The Nuclear Regulatory Commission (NRC) has weathered budget “sequestration” well so far and has not made any employee furloughs, the NRC Executive Director of Operations Bill Borchardt said during a May 20 presentation on workforce issues.
“We have not had to implement any furloughs,” and actually had a fairly aggressive “hiring plan” in the coming year, Borchardt said during the “human capital” briefing before the commission.
After making less than 100 new hires in FY 2012, NRC is projected to make 200 new hires in FY 2013.
Borchardt and Chief Human Capital Officer Miriam Cohen were among the lead briefers during the NRC meeting that covered everything from employee age, retirements, and percentage of women and minority members in management roles.
NRC is still projected to have more than 3,500 “permanent staff on board” during FY 2013. The staff level has been flat in FY 2012 and FY 2013 after hitting its peak in FY 2010, said Susan Salter, the chief of NRC’s Outreach and Recruitment Branch.
NRC staff they can typically get “hundreds” of applications for general administrative posts and can attract 10-to-15 applications for posts that require a special engineering degree.
Staff officials told the commission that steps taken in recent years has blunted the impact of a feared “retirement tsunami” at NRC. The NRC still does have a lot of employees in their 40s, 50s and 60s, according to slides presented at the meeting.
NRC has traditionally had a lower attrition rate than most other agencies in the government. Attrition during the past year was 6% and is expected to be 5.5% in the coming year, officials said. The large majority of people leaving the agency do so because they are retiring, NRC staff officials said.
The lack of a “nuclear renaissance” in the United States has eased NRC fear a few years back that many key NRC staff might leave the regulatory agency for better paying industry jobs. Instead, NRC has actually added some experienced people from industry looking for a better work-life “balance” NRC staff officials said.

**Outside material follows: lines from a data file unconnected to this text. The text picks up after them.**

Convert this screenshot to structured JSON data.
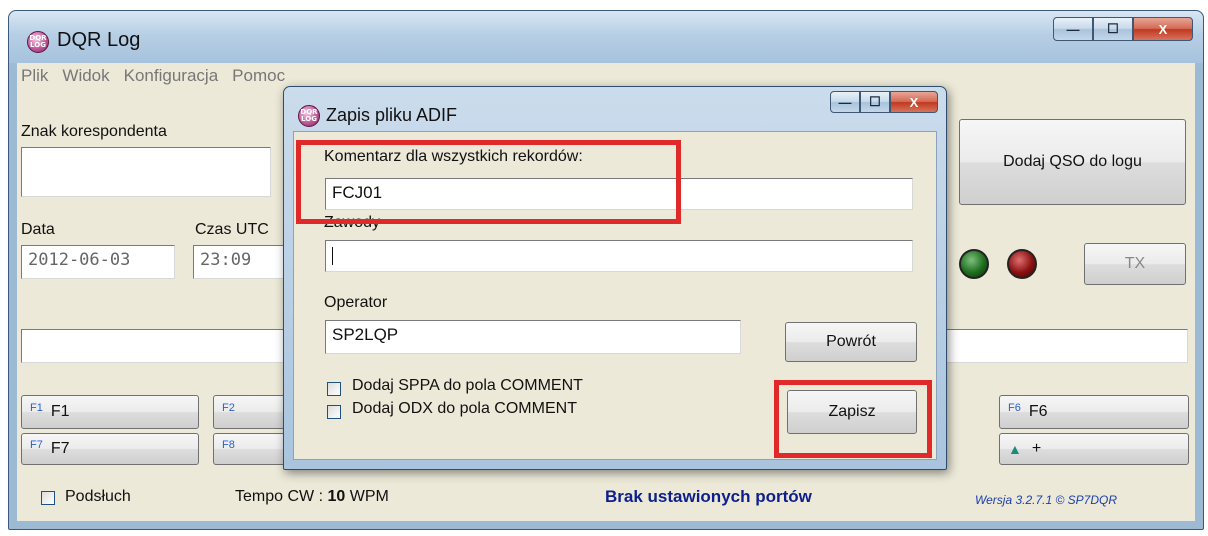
{
  "main": {
    "title": "DQR Log",
    "icon_text": "DQR LOG",
    "min_glyph": "—",
    "max_glyph": "☐",
    "close_glyph": "X",
    "menu": [
      "Plik",
      "Widok",
      "Konfiguracja",
      "Pomoc"
    ],
    "callsign_label": "Znak korespondenta",
    "callsign_value": "",
    "date_label": "Data",
    "date_value": "2012-06-03",
    "time_label": "Czas UTC",
    "time_value": "23:09",
    "add_qso_button": "Dodaj QSO do logu",
    "tx_button": "TX",
    "comment_value": "",
    "fkeys": [
      {
        "key": "F1",
        "label": "F1"
      },
      {
        "key": "F2",
        "label": ""
      },
      {
        "key": "F6",
        "label": "F6"
      },
      {
        "key": "F7",
        "label": "F7"
      },
      {
        "key": "F8",
        "label": ""
      },
      {
        "key": "+",
        "label": "+"
      }
    ],
    "listen_label": "Podsłuch",
    "cw_speed_prefix": "Tempo CW : ",
    "cw_speed_value": "10",
    "cw_speed_unit": " WPM",
    "ports_status": "Brak ustawionych portów",
    "version": "Wersja 3.2.7.1 © SP7DQR",
    "colors": {
      "status_text": "#0d1f8c",
      "version_text": "#1b3fae",
      "highlight": "#e02a2a"
    }
  },
  "dialog": {
    "title": "Zapis pliku ADIF",
    "comment_label": "Komentarz dla wszystkich rekordów:",
    "comment_value": "FCJ01",
    "contest_label": "Zawody",
    "contest_value": "",
    "operator_label": "Operator",
    "operator_value": "SP2LQP",
    "back_button": "Powrót",
    "sppa_checkbox": "Dodaj SPPA do pola COMMENT",
    "odx_checkbox": "Dodaj ODX do pola COMMENT",
    "save_button": "Zapisz"
  }
}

NRC still scores well in employee surveys and is still considered one of the better places to work in the federal government, NRC briefers said.